Shortly after our return from the UK, whilst Mike was finalising our year-end taxes, I drove to Garner State Park, north-west of San Antonio. Mike, Mattie and I discovered the park in January – we had arrived late that day, having first visited the home of John Garner, Franklin Roosevelt’s vice-president, for whom the park is named, and we only had time for a short walk along the Frio river just before sundown. The Frio is blue-green and gorgeously lined with huge cypresses, their roots almost as majestic as the trees themselves, and in the late afternoon they were filled with black vultures.
On my more recent trip, I arrived early to do some hiking. From the top of the high bluff, on which most of the park is built, the views of the surrounding Hill Country are breathtaking. I sat on a rock now and then and enjoyed the silence whilst watching vultures glide in the sky. The hillside was studded with bright green cedars, stubby Texas grasses and the purple blossom of mountain laurel. After three hours or so of hiking I descended to the river and ate a picnic I had brought with me. Around me, black Hill Country squirrels scampered up and down the trees, and black-crested titmice (so named for the black tuft on their heads) flew in and about the lower branches. Before returning to San Antonio, I checked out the parks’ buildings. During the great depression of the 1930s, the Civilian Conservation Corps – a body made up of young unemployed men – built the nation’s state parks under the supervision of architects and supervisors. The rustic-style buildings at Garner include an outside dance floor, pavilion, refectory and keeper’s lodge, all handsomely hand cut from limestone taken from the park itself. My journey home took me through three small towns originally settled in the mid-1800s by immigrants from Alsace; one of them, Castroville, sports a French restaurant and bakery. A railroad runs alongside these towns and now and then freight trains trundle through. In the 1800s, stagecoaches would have stopped at the towns and reportedly once carried supplies for confederate soldiers fighting in the civil war. I drove on and a nearby historical marker recorded a small battle between Texas rangers and Comanches in which all the Comanches were killed but only one ranger wounded. Roadside verges contained whole swaths of wildflowers – bluebonnets, golden coreopsis and pink evening primrose.

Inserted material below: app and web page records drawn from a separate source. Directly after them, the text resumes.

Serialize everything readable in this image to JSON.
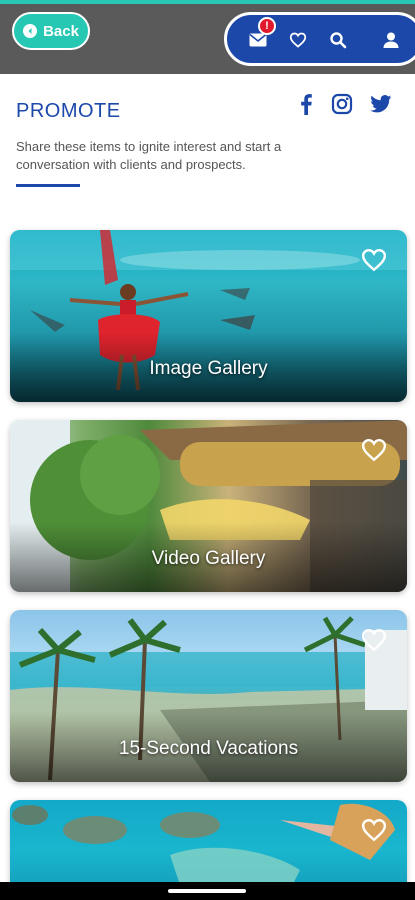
{
  "header": {
    "back_label": "Back",
    "notification_count": "!"
  },
  "promote": {
    "title": "PROMOTE",
    "description": "Share these items to ignite interest and start a conversation with clients and prospects."
  },
  "cards": [
    {
      "label": "Image Gallery"
    },
    {
      "label": "Video Gallery"
    },
    {
      "label": "15-Second Vacations"
    },
    {
      "label": ""
    }
  ],
  "colors": {
    "brand_blue": "#1c48a9",
    "teal": "#26c7b3",
    "header_gray": "#5a5a5a",
    "badge_red": "#e2192d"
  },
  "icons": {
    "back": "chevron-left-icon",
    "mail": "mail-icon",
    "favorites": "heart-icon",
    "search": "search-icon",
    "profile": "user-icon",
    "facebook": "facebook-icon",
    "instagram": "instagram-icon",
    "twitter": "twitter-icon",
    "card_favorite": "heart-outline-icon"
  }
}
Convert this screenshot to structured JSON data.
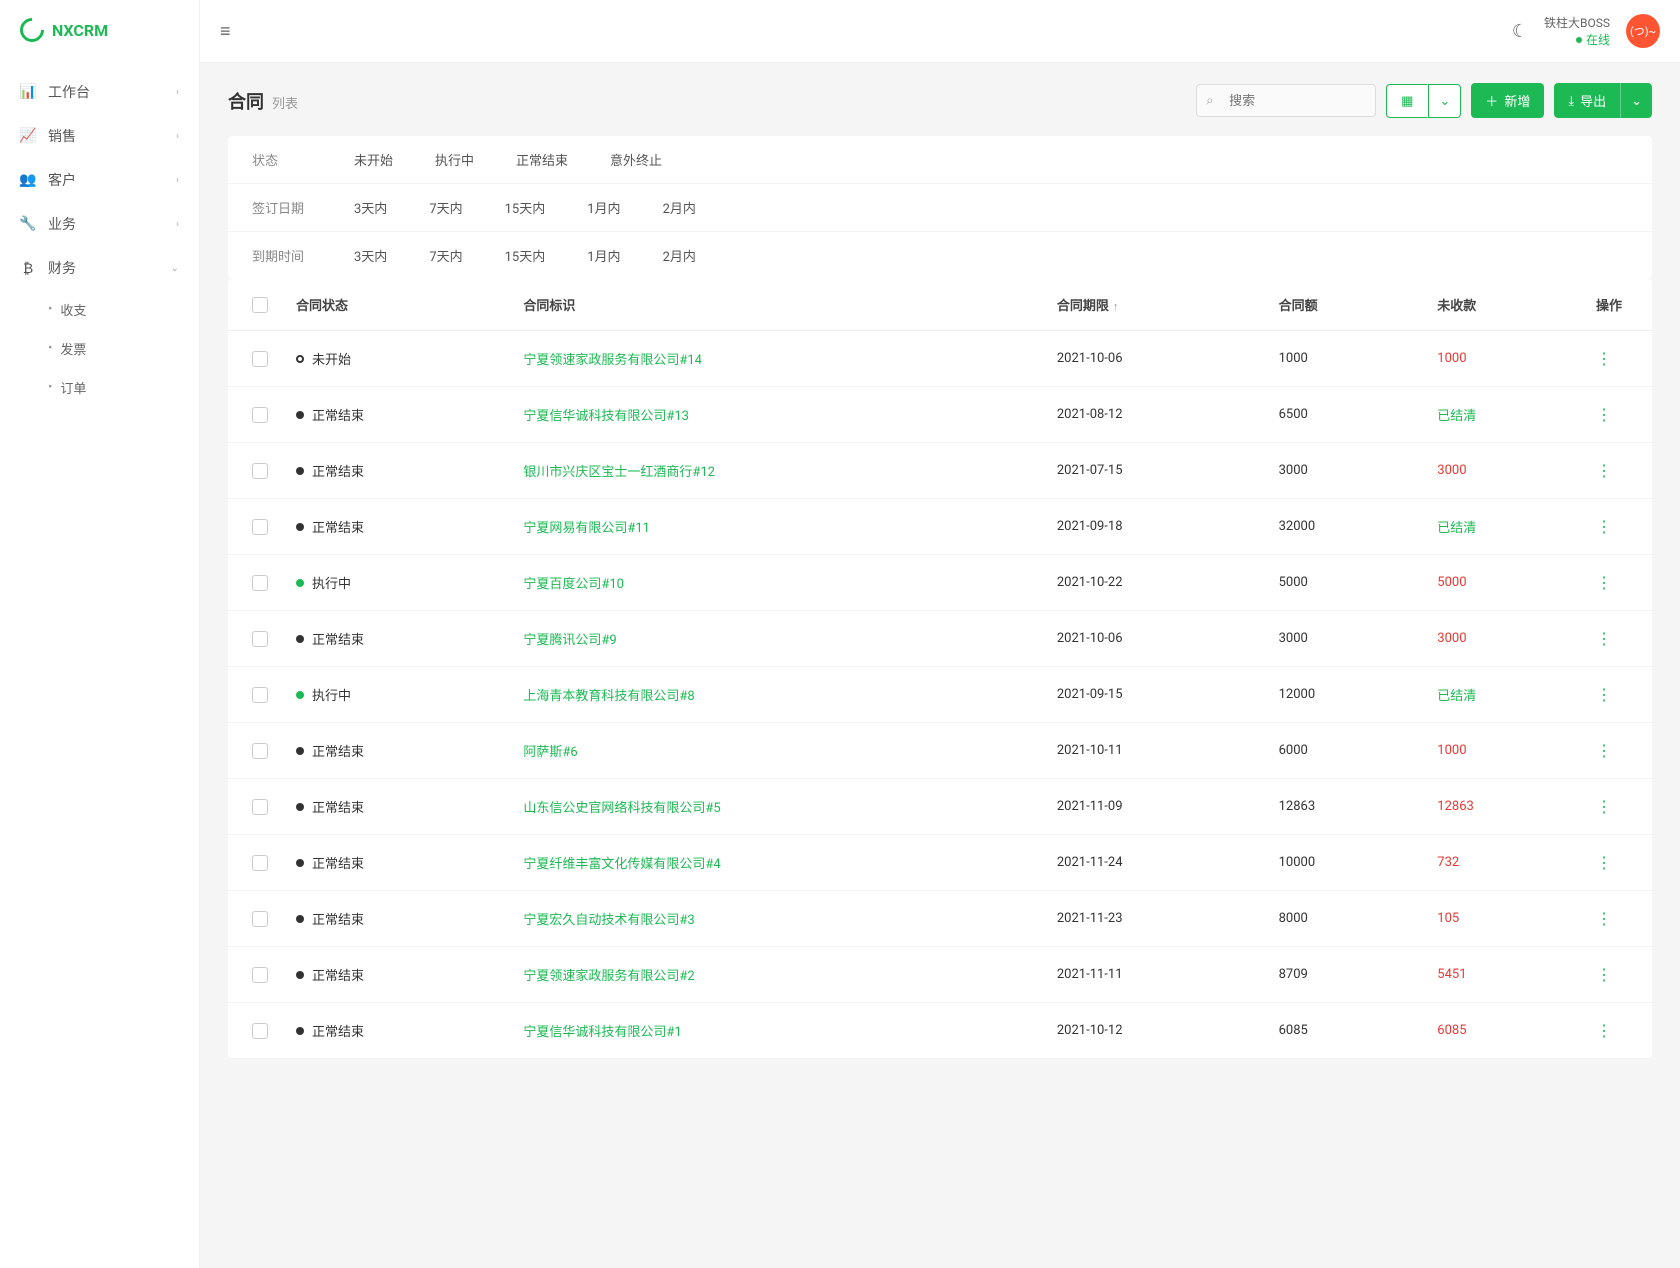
{
  "brand": "NXCRM",
  "sidebar": {
    "items": [
      {
        "icon": "📊",
        "label": "工作台",
        "expandable": true
      },
      {
        "icon": "📈",
        "label": "销售",
        "expandable": true
      },
      {
        "icon": "👥",
        "label": "客户",
        "expandable": true
      },
      {
        "icon": "🔧",
        "label": "业务",
        "expandable": true
      },
      {
        "icon": "₿",
        "label": "财务",
        "expandable": true,
        "expanded": true
      }
    ],
    "subitems": [
      "收支",
      "发票",
      "订单"
    ]
  },
  "topbar": {
    "user_name": "铁柱大BOSS",
    "user_status": "在线",
    "avatar_text": "(つ)~"
  },
  "page": {
    "title": "合同",
    "subtitle": "列表"
  },
  "search": {
    "placeholder": "搜索"
  },
  "buttons": {
    "add": "新增",
    "export": "导出"
  },
  "filters": {
    "status": {
      "label": "状态",
      "options": [
        "未开始",
        "执行中",
        "正常结束",
        "意外终止"
      ]
    },
    "sign_date": {
      "label": "签订日期",
      "options": [
        "3天内",
        "7天内",
        "15天内",
        "1月内",
        "2月内"
      ]
    },
    "expire": {
      "label": "到期时间",
      "options": [
        "3天内",
        "7天内",
        "15天内",
        "1月内",
        "2月内"
      ]
    }
  },
  "table": {
    "headers": {
      "status": "合同状态",
      "identifier": "合同标识",
      "deadline": "合同期限",
      "amount": "合同额",
      "unpaid": "未收款",
      "action": "操作"
    },
    "rows": [
      {
        "status": "未开始",
        "dot": "outline",
        "identifier": "宁夏领速家政服务有限公司#14",
        "deadline": "2021-10-06",
        "amount": "1000",
        "unpaid": "1000",
        "unpaid_type": "red"
      },
      {
        "status": "正常结束",
        "dot": "gray",
        "identifier": "宁夏信华诚科技有限公司#13",
        "deadline": "2021-08-12",
        "amount": "6500",
        "unpaid": "已结清",
        "unpaid_type": "green"
      },
      {
        "status": "正常结束",
        "dot": "gray",
        "identifier": "银川市兴庆区宝士一红酒商行#12",
        "deadline": "2021-07-15",
        "amount": "3000",
        "unpaid": "3000",
        "unpaid_type": "red"
      },
      {
        "status": "正常结束",
        "dot": "gray",
        "identifier": "宁夏网易有限公司#11",
        "deadline": "2021-09-18",
        "amount": "32000",
        "unpaid": "已结清",
        "unpaid_type": "green"
      },
      {
        "status": "执行中",
        "dot": "green",
        "identifier": "宁夏百度公司#10",
        "deadline": "2021-10-22",
        "amount": "5000",
        "unpaid": "5000",
        "unpaid_type": "red"
      },
      {
        "status": "正常结束",
        "dot": "gray",
        "identifier": "宁夏腾讯公司#9",
        "deadline": "2021-10-06",
        "amount": "3000",
        "unpaid": "3000",
        "unpaid_type": "red"
      },
      {
        "status": "执行中",
        "dot": "green",
        "identifier": "上海青本教育科技有限公司#8",
        "deadline": "2021-09-15",
        "amount": "12000",
        "unpaid": "已结清",
        "unpaid_type": "green"
      },
      {
        "status": "正常结束",
        "dot": "gray",
        "identifier": "阿萨斯#6",
        "deadline": "2021-10-11",
        "amount": "6000",
        "unpaid": "1000",
        "unpaid_type": "red"
      },
      {
        "status": "正常结束",
        "dot": "gray",
        "identifier": "山东信公史官网络科技有限公司#5",
        "deadline": "2021-11-09",
        "amount": "12863",
        "unpaid": "12863",
        "unpaid_type": "red"
      },
      {
        "status": "正常结束",
        "dot": "gray",
        "identifier": "宁夏纤维丰富文化传媒有限公司#4",
        "deadline": "2021-11-24",
        "amount": "10000",
        "unpaid": "732",
        "unpaid_type": "red"
      },
      {
        "status": "正常结束",
        "dot": "gray",
        "identifier": "宁夏宏久自动技术有限公司#3",
        "deadline": "2021-11-23",
        "amount": "8000",
        "unpaid": "105",
        "unpaid_type": "red"
      },
      {
        "status": "正常结束",
        "dot": "gray",
        "identifier": "宁夏领速家政服务有限公司#2",
        "deadline": "2021-11-11",
        "amount": "8709",
        "unpaid": "5451",
        "unpaid_type": "red"
      },
      {
        "status": "正常结束",
        "dot": "gray",
        "identifier": "宁夏信华诚科技有限公司#1",
        "deadline": "2021-10-12",
        "amount": "6085",
        "unpaid": "6085",
        "unpaid_type": "red"
      }
    ]
  }
}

Last weekend, Mattie and I returned to Garner Park for an overnight stay. On our way, we saw cows grazing in fields spiked with white prickly poppies, and red and yellow Indian Blanket and dark lemon Coreopsis now dotted the roadside verges. We spent the night in one of the park’s screened shelters, close to the Frio now lined with blue blossoming sages. These small shelters have a table and enough room to lay sleeping mats. We barbecued sausages that evening and slept well in our shelter. The next morning Mattie was thrilled to see a humming bird and a titmouse flying outside the wooden door. Rust-coloured wrens flew in and out of the trees around us. During the day, Mattie made friends on the campsite and swam in the river whilst I did some hiking. On one of the hillsides a prickly pear cactus was already in blossom – lemon tinged with pink. The sky was a deep cloudless blue and the surrounding stony countryside reminded me a little of Provence.